Racial, religious, and ethnic violence became particularly severe and prolonged in regions where order had completely collapsed, such as the Russian/Austro-Hungarian borderlands. In East Galicia, which had suffered through occupations by more than one army over the course of the war, violence followed in 1918 amidst terrible economic hardships and lack of effective leadership. Armed bands of looters, army deserters, and criminals terrorized villages and towns, while quickly formed paramilitaries sought to regain control. 

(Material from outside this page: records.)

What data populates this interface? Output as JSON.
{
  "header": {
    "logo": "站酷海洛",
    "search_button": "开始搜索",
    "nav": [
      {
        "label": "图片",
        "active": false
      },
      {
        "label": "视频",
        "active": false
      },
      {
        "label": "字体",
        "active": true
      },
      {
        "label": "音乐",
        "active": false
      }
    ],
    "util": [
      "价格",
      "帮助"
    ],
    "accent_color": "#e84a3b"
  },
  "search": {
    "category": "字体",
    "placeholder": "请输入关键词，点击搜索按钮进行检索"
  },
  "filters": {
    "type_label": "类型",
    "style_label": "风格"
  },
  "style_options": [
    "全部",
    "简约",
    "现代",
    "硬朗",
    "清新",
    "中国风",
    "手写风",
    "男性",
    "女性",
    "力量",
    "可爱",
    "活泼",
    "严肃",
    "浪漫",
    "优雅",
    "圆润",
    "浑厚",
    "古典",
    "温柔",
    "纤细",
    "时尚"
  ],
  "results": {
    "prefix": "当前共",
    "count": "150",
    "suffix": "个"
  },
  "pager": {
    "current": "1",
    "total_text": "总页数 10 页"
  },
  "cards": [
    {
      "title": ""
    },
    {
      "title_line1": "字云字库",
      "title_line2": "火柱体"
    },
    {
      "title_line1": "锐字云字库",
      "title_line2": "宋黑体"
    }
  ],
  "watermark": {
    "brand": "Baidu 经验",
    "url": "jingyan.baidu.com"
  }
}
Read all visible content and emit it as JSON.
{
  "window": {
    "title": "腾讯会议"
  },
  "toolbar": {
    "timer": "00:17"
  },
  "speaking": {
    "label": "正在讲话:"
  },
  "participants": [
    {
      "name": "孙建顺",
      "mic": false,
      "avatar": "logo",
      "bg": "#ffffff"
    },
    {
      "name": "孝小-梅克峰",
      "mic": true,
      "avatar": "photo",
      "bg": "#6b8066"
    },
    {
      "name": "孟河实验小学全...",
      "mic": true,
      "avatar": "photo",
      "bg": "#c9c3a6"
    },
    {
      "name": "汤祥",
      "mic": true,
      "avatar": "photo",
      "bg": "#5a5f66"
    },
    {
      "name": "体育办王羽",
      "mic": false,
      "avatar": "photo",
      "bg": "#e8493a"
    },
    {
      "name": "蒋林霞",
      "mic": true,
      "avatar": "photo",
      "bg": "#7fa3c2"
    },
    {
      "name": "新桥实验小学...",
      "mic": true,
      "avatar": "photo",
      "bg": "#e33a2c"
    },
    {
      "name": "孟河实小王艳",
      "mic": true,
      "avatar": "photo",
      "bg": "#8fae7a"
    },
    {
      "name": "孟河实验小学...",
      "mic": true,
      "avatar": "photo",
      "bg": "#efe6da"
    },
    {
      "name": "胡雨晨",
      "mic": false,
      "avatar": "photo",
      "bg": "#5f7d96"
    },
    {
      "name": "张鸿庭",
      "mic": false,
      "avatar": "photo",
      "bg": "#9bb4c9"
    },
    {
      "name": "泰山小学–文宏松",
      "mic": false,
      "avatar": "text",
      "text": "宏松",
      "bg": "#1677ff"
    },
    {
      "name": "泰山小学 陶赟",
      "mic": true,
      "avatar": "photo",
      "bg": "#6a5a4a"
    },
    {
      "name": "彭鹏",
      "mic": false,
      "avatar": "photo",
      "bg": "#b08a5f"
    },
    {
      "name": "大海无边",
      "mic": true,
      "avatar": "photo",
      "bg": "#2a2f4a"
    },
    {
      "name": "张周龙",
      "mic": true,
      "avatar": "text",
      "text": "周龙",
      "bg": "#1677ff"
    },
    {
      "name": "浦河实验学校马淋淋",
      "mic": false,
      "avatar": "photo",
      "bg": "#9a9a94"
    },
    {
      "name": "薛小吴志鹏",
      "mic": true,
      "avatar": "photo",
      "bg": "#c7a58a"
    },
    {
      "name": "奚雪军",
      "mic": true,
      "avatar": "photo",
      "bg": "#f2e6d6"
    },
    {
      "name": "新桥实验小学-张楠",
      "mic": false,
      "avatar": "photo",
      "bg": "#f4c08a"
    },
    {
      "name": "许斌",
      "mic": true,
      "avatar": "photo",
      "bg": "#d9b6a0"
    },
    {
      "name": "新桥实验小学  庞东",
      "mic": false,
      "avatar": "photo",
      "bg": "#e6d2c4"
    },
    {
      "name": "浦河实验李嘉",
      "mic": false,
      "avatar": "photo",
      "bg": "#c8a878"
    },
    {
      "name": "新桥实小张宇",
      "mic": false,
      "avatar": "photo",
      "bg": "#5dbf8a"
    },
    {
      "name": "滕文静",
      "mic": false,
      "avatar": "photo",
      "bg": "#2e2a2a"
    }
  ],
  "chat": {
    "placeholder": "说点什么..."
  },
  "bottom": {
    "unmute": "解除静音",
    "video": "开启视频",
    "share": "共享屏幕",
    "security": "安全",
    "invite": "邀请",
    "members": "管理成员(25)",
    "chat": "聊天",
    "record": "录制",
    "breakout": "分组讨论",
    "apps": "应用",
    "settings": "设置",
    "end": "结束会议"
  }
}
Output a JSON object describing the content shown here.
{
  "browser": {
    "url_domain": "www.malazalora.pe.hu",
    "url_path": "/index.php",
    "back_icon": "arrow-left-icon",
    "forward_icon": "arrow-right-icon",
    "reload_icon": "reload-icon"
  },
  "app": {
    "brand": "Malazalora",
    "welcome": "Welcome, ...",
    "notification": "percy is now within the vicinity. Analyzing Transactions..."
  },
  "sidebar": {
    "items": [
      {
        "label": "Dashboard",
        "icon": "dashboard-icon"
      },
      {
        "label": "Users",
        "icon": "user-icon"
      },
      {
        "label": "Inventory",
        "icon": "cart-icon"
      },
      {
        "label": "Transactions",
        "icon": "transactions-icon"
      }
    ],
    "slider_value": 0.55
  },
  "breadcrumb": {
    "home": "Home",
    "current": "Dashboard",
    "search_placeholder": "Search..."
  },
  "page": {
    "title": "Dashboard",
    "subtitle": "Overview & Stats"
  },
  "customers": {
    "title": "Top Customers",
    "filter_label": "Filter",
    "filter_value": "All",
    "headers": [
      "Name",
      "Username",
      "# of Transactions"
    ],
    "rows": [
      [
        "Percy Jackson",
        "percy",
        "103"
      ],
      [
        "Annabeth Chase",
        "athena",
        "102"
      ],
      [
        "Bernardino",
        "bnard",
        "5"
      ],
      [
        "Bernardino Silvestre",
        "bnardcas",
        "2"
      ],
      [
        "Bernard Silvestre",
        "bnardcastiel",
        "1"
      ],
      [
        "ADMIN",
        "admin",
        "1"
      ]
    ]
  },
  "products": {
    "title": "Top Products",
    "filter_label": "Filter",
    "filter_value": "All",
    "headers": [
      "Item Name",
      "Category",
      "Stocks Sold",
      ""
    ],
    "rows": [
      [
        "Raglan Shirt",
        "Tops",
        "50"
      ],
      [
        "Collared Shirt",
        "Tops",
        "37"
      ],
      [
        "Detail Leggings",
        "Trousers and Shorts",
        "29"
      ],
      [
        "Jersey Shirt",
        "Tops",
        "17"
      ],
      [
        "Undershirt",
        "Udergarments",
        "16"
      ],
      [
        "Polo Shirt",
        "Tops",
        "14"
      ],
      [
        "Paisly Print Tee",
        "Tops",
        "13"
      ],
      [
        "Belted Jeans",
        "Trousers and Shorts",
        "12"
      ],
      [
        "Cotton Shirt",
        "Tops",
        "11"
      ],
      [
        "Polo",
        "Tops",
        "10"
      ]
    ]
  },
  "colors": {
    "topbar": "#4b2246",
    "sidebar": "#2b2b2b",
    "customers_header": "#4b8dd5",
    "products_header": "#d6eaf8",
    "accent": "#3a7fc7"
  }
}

In the Polish-Ukrainian border wars that plagued the region in late 1918, Jews tried to remain "neutral," but this policy was a dismal failure, with Jews targeted again and again by both sides in the conflict. In one of the most egregious episodes of the conflict, Polish forces attacked the Jewish community in L'viv over several days in November 1918. The pogrom resulted in hundreds of
casualties, including more than 100 dead.

Aftermath of the 1918 L'viv Pogrom

In addition to the human casualties, the pogrom led to property damage and the loss of irreplaceable historical buildings and artifacts (including a 17th-century synagogue). A prominent scholar of the event, Carol Fink, called the 1918 attack on L'viv "the most prolonged and extensive carnage against civilians in Eastern Europe since 1906." Despite an international investigation of this incident, violence against Jews continued, especially as a feature of the Soviet war with Poland and Ukraine between 1919 and 1921. 

From:  "World Uprising! Civilians, the Great War, and the Coming of Civil War and Revolution," by Tammy M. Proctor,  Relevance, Quarterly Journal of the Great War Society, Summer 2011

1 comment:

  1. Good sample.
    Another item for the "WWI didn't end on 11/11/18" file.